The clear gel of the aloe vera plant has been used for years to help treat wounds, skin infections and burns. The clear liquid extracted from the same plant is known as aloe vera water or juice and is loaded with antioxidants, including vitamins B, C and E. Because of its high antioxidant load, aloe water has been recommended to help protect against free radical damage from environmental stresses including the sun and things like pollution and cigarette smoke.

The downside of aloe water, is that the pure untouched version of the liquid doesn’t really taste all that nice (it’s bitter). So, the nutritional breakdown for aloe water depends entirely on what is added to it to make it more enjoyable to sip on. Most versions of the drink add either honey, sugar or artificial sweeteners, each having their own set of health implications.

The verdict
Aloe has been used for various medicinal purposes for many years. Yet there is no solid scientific evidence to support its many health claims. Again, there might be more sugar added to it than its healthy name would have you believe. Proceed with caution!

 

The bottom line

Always take the time to read the label of your drink, and perhaps start to be a bit more sceptical with clever marketing language. That said, certain waters are almost always preferable to empty calorie options, such as fizzy drinks or alcohol.
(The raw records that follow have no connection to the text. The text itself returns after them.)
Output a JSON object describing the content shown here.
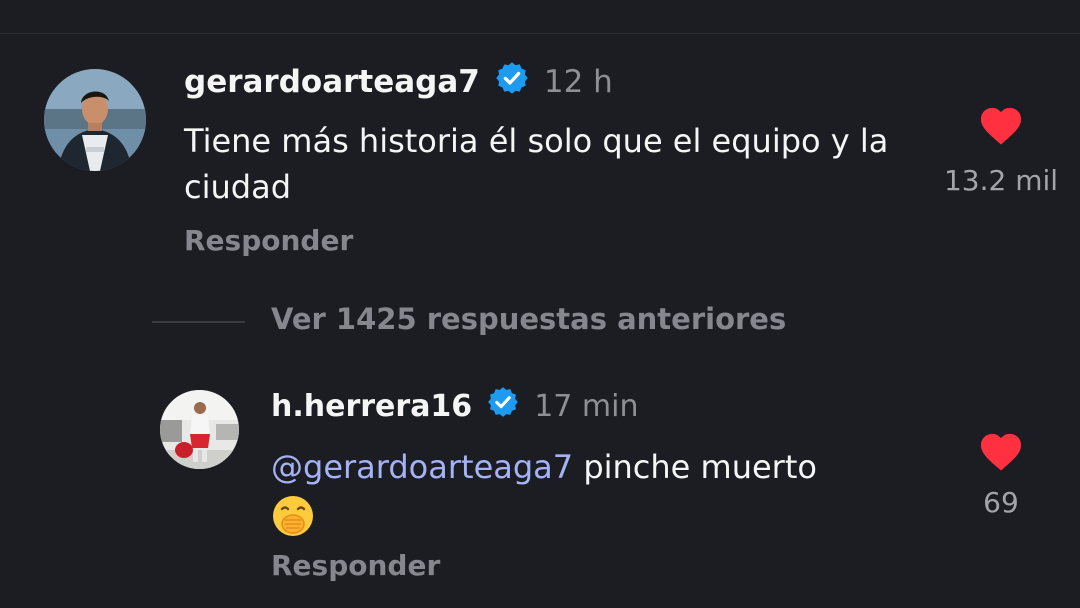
{
  "colors": {
    "background": "#1c1d22",
    "text_primary": "#f5f5f5",
    "text_secondary": "#86878e",
    "mention": "#a4b3f5",
    "verified_badge": "#1d9bf0",
    "heart": "#ff3040"
  },
  "comments": [
    {
      "username": "gerardoarteaga7",
      "verified": true,
      "time": "12 h",
      "text": "Tiene más historia él solo que el equipo y la ciudad",
      "reply_label": "Responder",
      "likes": "13.2 mil",
      "liked": true,
      "avatar_icon": "user-avatar-photo"
    },
    {
      "username": "h.herrera16",
      "verified": true,
      "time": "17 min",
      "mention": "@gerardoarteaga7",
      "text": " pinche muerto",
      "emoji": "🫢",
      "reply_label": "Responder",
      "likes": "69",
      "liked": true,
      "avatar_icon": "user-avatar-photo"
    }
  ],
  "thread": {
    "view_previous_label": "Ver 1425 respuestas anteriores"
  },
  "icons": {
    "verified": "verified-badge-icon",
    "like": "heart-icon",
    "emoji": "hand-over-mouth-emoji"
  }
}
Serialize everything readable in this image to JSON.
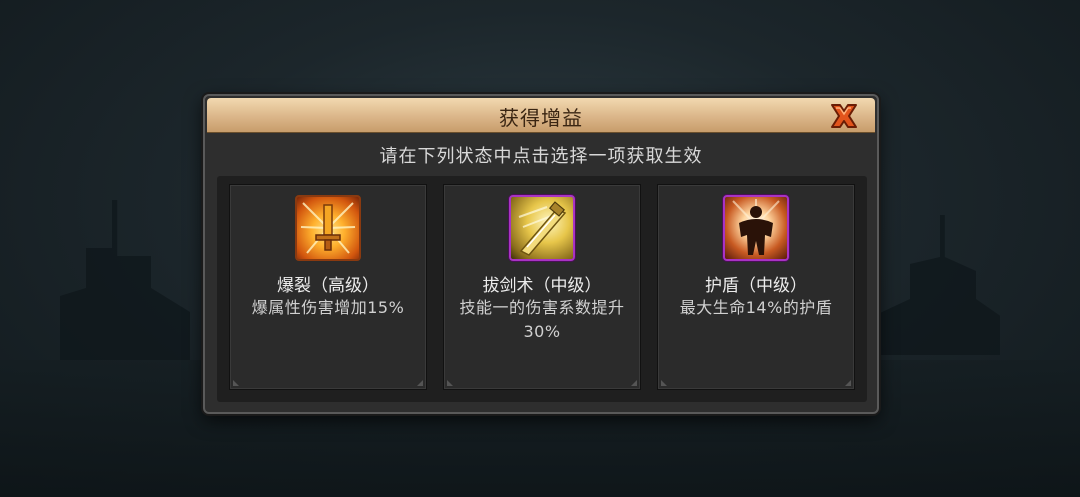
{
  "dialog": {
    "title": "获得增益",
    "subtitle": "请在下列状态中点击选择一项获取生效",
    "close_icon": "close-x-icon"
  },
  "buffs": [
    {
      "name": "爆裂（高级）",
      "description": "爆属性伤害增加15%",
      "icon": "sword-burst-icon",
      "frame_color": "#8a3a10"
    },
    {
      "name": "拔剑术（中级）",
      "description": "技能一的伤害系数提升30%",
      "icon": "sword-draw-icon",
      "frame_color": "#a833c4"
    },
    {
      "name": "护盾（中级）",
      "description": "最大生命14%的护盾",
      "icon": "shield-warrior-icon",
      "frame_color": "#a833c4"
    }
  ],
  "colors": {
    "title_bar": "#d9b386",
    "panel": "#2e2e2e",
    "close_icon": "#e2541c"
  }
}
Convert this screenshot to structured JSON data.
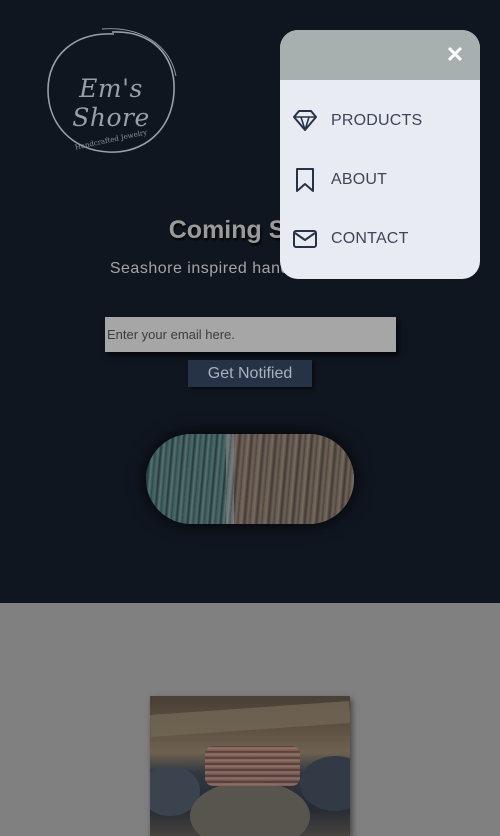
{
  "brand": {
    "logo_text": "Em's Shore",
    "tagline": "Handcrafted Jewelry"
  },
  "hero": {
    "title": "Coming Soon",
    "subtitle": "Seashore inspired handmade jewelry",
    "email_placeholder": "Enter your email here.",
    "notify_label": "Get Notified"
  },
  "menu": {
    "close_symbol": "✕",
    "items": [
      {
        "label": "PRODUCTS",
        "icon": "diamond-icon"
      },
      {
        "label": "ABOUT",
        "icon": "bookmark-icon"
      },
      {
        "label": "CONTACT",
        "icon": "envelope-icon"
      }
    ]
  },
  "colors": {
    "background": "#101620",
    "menu_header": "#a7b0ae",
    "menu_body": "#e8ebf2",
    "button": "#263346",
    "section2": "#808080"
  }
}
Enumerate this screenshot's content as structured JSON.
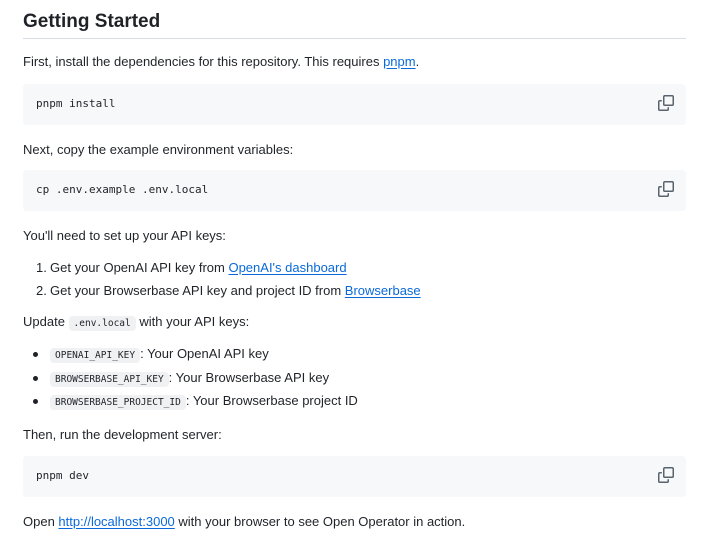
{
  "heading": "Getting Started",
  "intro": {
    "prefix": "First, install the dependencies for this repository. This requires ",
    "link": "pnpm",
    "suffix": "."
  },
  "code_install": "pnpm install",
  "env_intro": "Next, copy the example environment variables:",
  "code_env": "cp .env.example .env.local",
  "keys_intro": "You'll need to set up your API keys:",
  "steps": [
    {
      "num": "1.",
      "text": "Get your OpenAI API key from ",
      "link": "OpenAI's dashboard"
    },
    {
      "num": "2.",
      "text": "Get your Browserbase API key and project ID from ",
      "link": "Browserbase"
    }
  ],
  "update": {
    "prefix": "Update ",
    "code": ".env.local",
    "suffix": " with your API keys:"
  },
  "env_vars": [
    {
      "name": "OPENAI_API_KEY",
      "desc": ": Your OpenAI API key"
    },
    {
      "name": "BROWSERBASE_API_KEY",
      "desc": ": Your Browserbase API key"
    },
    {
      "name": "BROWSERBASE_PROJECT_ID",
      "desc": ": Your Browserbase project ID"
    }
  ],
  "run_intro": "Then, run the development server:",
  "code_dev": "pnpm dev",
  "open": {
    "prefix": "Open ",
    "link": "http://localhost:3000",
    "suffix": " with your browser to see Open Operator in action."
  },
  "icons": {
    "copy": "copy-icon"
  },
  "colors": {
    "link": "#0969da",
    "code_bg": "#f6f8fa",
    "text": "#1f2328"
  }
}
But when in doubt, you could always rely on Mother Nature to provide you with fresh water to hydrate you and real food with all the vitamins and minerals your body needs!